Lisbon (AFP) – In Houssem Aouar, Lyon have a player who is both a symbol of their success at bringing through gifted young talent and a reason why the French side can hope to pull off another Champions League sensation when they meet Bayern Munich in the semi-finals in Lisbon on Wednesday.

Moussa Dembele stole the headlines by scoring the late goals which gave Lyon a shock 3-1 win over Manchester City in the quarter-finals, but Aouar was at the origin of both.

The 22-year-old playmaker supplied the pass for Dembele to put Lyon 2-1 up in the 79th minute at the Estadio Jose Alvalade. Then it was Aouar’s shot which Ederson parried out for Dembele to wrap up the victory.

According to statisticians Opta, only Kylian Mbappe and Riyad Mahrez have given more assists than Aouar since the start of last season in the Champions League.

Yet his game against City was about much more than that.

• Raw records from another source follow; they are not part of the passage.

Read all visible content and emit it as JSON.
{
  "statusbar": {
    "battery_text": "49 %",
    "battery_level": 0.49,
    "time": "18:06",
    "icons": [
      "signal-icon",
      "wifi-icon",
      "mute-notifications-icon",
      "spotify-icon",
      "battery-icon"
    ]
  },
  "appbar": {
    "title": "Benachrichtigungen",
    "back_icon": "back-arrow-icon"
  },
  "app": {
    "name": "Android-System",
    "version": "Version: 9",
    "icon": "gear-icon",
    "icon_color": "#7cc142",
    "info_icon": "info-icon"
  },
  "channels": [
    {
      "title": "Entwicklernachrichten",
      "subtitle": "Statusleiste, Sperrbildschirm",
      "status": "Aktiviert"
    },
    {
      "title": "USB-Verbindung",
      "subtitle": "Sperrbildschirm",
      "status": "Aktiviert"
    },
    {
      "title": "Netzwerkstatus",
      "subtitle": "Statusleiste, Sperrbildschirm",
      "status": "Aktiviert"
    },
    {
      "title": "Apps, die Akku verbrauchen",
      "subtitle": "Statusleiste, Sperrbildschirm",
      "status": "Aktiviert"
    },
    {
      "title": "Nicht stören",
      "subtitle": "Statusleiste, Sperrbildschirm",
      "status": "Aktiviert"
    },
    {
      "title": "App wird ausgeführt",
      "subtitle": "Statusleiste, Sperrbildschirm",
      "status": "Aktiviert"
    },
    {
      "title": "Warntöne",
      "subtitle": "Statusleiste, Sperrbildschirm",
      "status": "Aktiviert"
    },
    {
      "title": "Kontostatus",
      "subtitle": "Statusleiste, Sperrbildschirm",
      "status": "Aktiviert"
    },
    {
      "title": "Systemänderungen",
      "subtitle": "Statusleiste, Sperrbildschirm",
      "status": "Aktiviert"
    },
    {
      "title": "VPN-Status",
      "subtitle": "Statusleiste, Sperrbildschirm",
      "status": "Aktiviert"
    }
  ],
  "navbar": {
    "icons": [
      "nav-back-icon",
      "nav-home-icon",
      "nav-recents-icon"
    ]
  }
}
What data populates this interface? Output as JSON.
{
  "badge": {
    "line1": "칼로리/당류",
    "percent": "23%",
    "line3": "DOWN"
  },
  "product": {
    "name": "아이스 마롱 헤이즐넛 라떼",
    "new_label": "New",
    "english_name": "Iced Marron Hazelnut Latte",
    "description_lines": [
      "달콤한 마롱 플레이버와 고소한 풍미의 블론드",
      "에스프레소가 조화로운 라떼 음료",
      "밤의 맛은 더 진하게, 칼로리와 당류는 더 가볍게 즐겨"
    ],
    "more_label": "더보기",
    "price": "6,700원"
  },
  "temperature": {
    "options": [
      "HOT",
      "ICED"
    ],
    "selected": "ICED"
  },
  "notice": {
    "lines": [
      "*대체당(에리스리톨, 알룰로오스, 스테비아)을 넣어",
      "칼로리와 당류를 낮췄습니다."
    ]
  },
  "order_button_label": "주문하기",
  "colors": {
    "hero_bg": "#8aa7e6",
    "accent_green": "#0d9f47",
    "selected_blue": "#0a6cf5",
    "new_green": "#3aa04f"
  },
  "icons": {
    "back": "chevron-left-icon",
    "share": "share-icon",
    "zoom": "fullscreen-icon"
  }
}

For all the opposition’s expensive talent, he ran the midfield.

It is little wonder he has been linked with a move to City, while not so long ago it was Barcelona who were reportedly his biggest admirers.

Aouar has been at Lyon since he was a little boy, signing for his hometown team aged 11 and quickly wowing those who brought him through the ranks.

“He was always getting moved up to play with a higher age group because his potential was so great,” his former youth coach, Armand Garrido, told AFP in Lyon.

This may be the year that Aouar, not yet capped at full international level by France, moves on. He has three years left on his contract and his value is sky high.

After Saturday’s game, City coach Pep Guardiola praised Aouar and his midfield colleagues, Bruno Guimaraes, also 22, and 20-year-old Maxence Caqueret, another academy graduate. “They have three exceptional players in the middle,” he said.

Now that trio are preparing for a meeting with a Bayern side who appear on another level to everyone in Europe just now.

After finishing a lowly seventh in the curtailed Ligue 1 season, Lyon came to Lisbon for the ‘Final Eight’ knowing they had to win the Champions League just to qualify for Europe again next season.

That seems highly unlikely, but before facing City, Aouar made clear that Lyon had not come to Lisbon to make up the numbers. “If we are here, it is because we want to go as far as possible,” he said.

– A club with solid foundations –

Nevertheless, ‘OL’ are punching above their weight here, having been forced to adapt to a new landscape in France since the Qatari takeover of PSG in 2011.

Champions seven years running between 2002 and 2008, they are no longer the country’s leading force, but the foundations have been laid for Lyon to establish themselves as Ligue 1’s second power.

Their revenue last season of 220.8 million euros ($262m) was only a third of that of Bayern and PSG, but it placed them 17th in the Deloitte Football Money League.

President Jean-Michel Aulas has been there since 1987, overseeing their rise.

In a country where clubs do not usually own their stadiums, Lyon have their own privately-funded, 59,000-seat ground that is among Europe’s best.

And Lyon are no strangers to Champions League success: Their women’s team, featuring the likes of Norwegian superstar Ada Hegerberg, have been European champions six times, including in the last four seasons.

On Saturday, Lyon face Bayern again in the ‘Final Eight’ of the Women’s Champions League in Bilbao. They will be favourites in that game, unlike in Lisbon, which threatens to be Aouar’s last dance in a Lyon shirt.

A report by the CIES (International Centre for Sports Studies) Football Observatory last year listed which clubs produced the most players in the top five European leagues. Lyon were third with 30, behind only Real Madrid and Barcelona.

Alexandre Lacazette, Corentin Tolisso, Samuel Umtiti and Nabil Fekir came through at Lyon before moving on. Aouar will follow suit sooner or later, but first he has Bayern in his sights.